Bumble bee habitat relationships and distribution models
July 2021 - December 2024
- Idaho Department of Fish and Game
Pollinators are directly responsible for one in three bites of food humans consume, they provide billions of dollars in free pollination services to agricultural producers, and pollinate many plants important to other wildlife species (such as fruiting plant species for bears and forb plant species for ungulates). Across the Pacific Northwest (PNW) and the nation, pollinator populations, including bumble bees (Bombus sp.), are negatively impacted by pesticide misuse, disease, and habitat loss.
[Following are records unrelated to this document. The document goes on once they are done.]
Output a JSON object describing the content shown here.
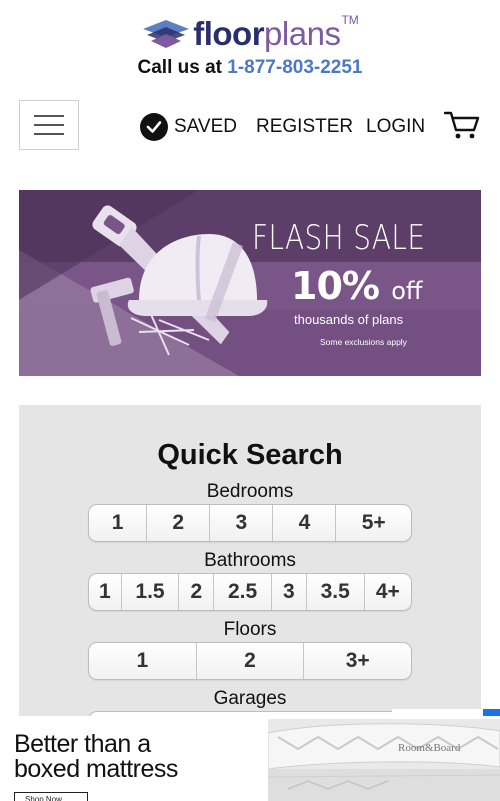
{
  "header": {
    "logo": {
      "brand_bold": "floor",
      "brand_light": "plans",
      "trademark": "TM",
      "icon": "layers-logo-icon"
    },
    "call_prefix": "Call us at",
    "phone": "1-877-803-2251"
  },
  "nav": {
    "menu_icon": "hamburger-icon",
    "saved_label": "SAVED",
    "saved_icon": "check-circle-icon",
    "register_label": "REGISTER",
    "login_label": "LOGIN",
    "cart_icon": "shopping-cart-icon"
  },
  "banner": {
    "title": "FLASH SALE",
    "discount": "10%",
    "discount_suffix": "off",
    "subtitle": "thousands of plans",
    "note": "Some exclusions apply",
    "colors": {
      "dark": "#5d3e69",
      "mid": "#7a5688",
      "light": "#93749f"
    }
  },
  "quick_search": {
    "title": "Quick Search",
    "bedrooms": {
      "label": "Bedrooms",
      "options": [
        "1",
        "2",
        "3",
        "4",
        "5+"
      ]
    },
    "bathrooms": {
      "label": "Bathrooms",
      "options": [
        "1",
        "1.5",
        "2",
        "2.5",
        "3",
        "3.5",
        "4+"
      ]
    },
    "floors": {
      "label": "Floors",
      "options": [
        "1",
        "2",
        "3+"
      ]
    },
    "garages": {
      "label": "Garages"
    }
  },
  "ad": {
    "headline_line1": "Better than a",
    "headline_line2": "boxed mattress",
    "button_label": "Shop Now",
    "image_label": "Room&Board"
  },
  "colors": {
    "brand_navy": "#2a2f6b",
    "brand_purple": "#7c5ba3",
    "phone_blue": "#4d78c4",
    "panel_gray": "#e5e5e5"
  }
}
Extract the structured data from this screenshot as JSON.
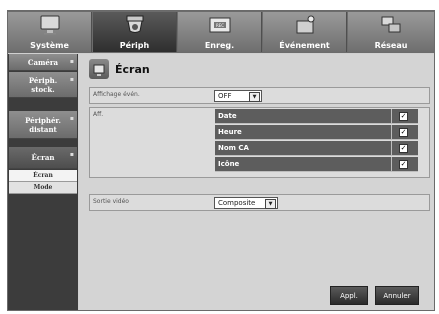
{
  "tabs": [
    {
      "label": "Système",
      "icon": "monitor-icon"
    },
    {
      "label": "Périph",
      "icon": "camera-icon"
    },
    {
      "label": "Enreg.",
      "icon": "rec-icon"
    },
    {
      "label": "Événement",
      "icon": "alarm-icon"
    },
    {
      "label": "Réseau",
      "icon": "network-icon"
    }
  ],
  "sidebar": {
    "items": [
      {
        "label": "Caméra"
      },
      {
        "label": "Périph.\nstock."
      },
      {
        "label": "Périphér.\ndistant"
      },
      {
        "label": "Écran"
      }
    ],
    "subitems": [
      {
        "label": "Écran"
      },
      {
        "label": "Mode"
      }
    ]
  },
  "page": {
    "title": "Écran"
  },
  "form": {
    "event_display_label": "Affichage évén.",
    "event_display_value": "OFF",
    "aff_label": "Aff.",
    "aff_items": [
      {
        "label": "Date",
        "checked": "✓"
      },
      {
        "label": "Heure",
        "checked": "✓"
      },
      {
        "label": "Nom CA",
        "checked": "✓"
      },
      {
        "label": "Icône",
        "checked": "✓"
      }
    ],
    "video_out_label": "Sortie vidéo",
    "video_out_value": "Composite"
  },
  "buttons": {
    "apply": "Appl.",
    "cancel": "Annuler"
  },
  "colors": {
    "accent": "#3a3a3a",
    "panel": "#d4d4d4"
  }
}
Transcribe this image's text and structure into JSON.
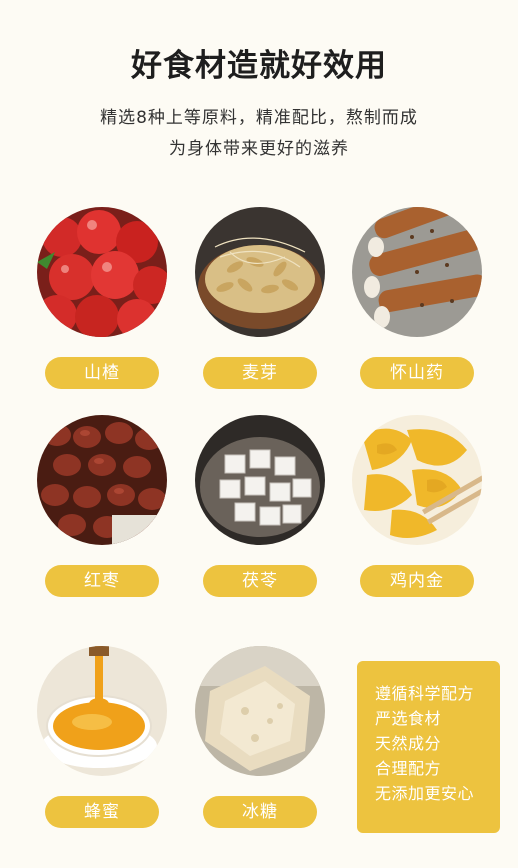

Species like B. occidentalis (Greene, 1858) and B. suckleyi (Greene, 1860) have been recently petitioned for listing as endangered under the Endangered Species Act. Despite compounding evidence demonstrating declines in bumble bee populations, the distribution, habitat preferences, and status of bumble bees and other native pollinators are poorly understood, potentially hampering conservation efforts.
Leveraging the PNW Bumble Bee Atlas, a citizen science initiative, funded by a Competitive State Wildlife Grant (C-SWG) from the FWS, containing thousands of expert verified bumble bee observations, this project aims to address information gaps around the environmental associations of multiple bee species across the PNW. Additionally, the project seeks to document and describe the nest and hibernacula site selection of B. occidentalis through field-based targeted observation.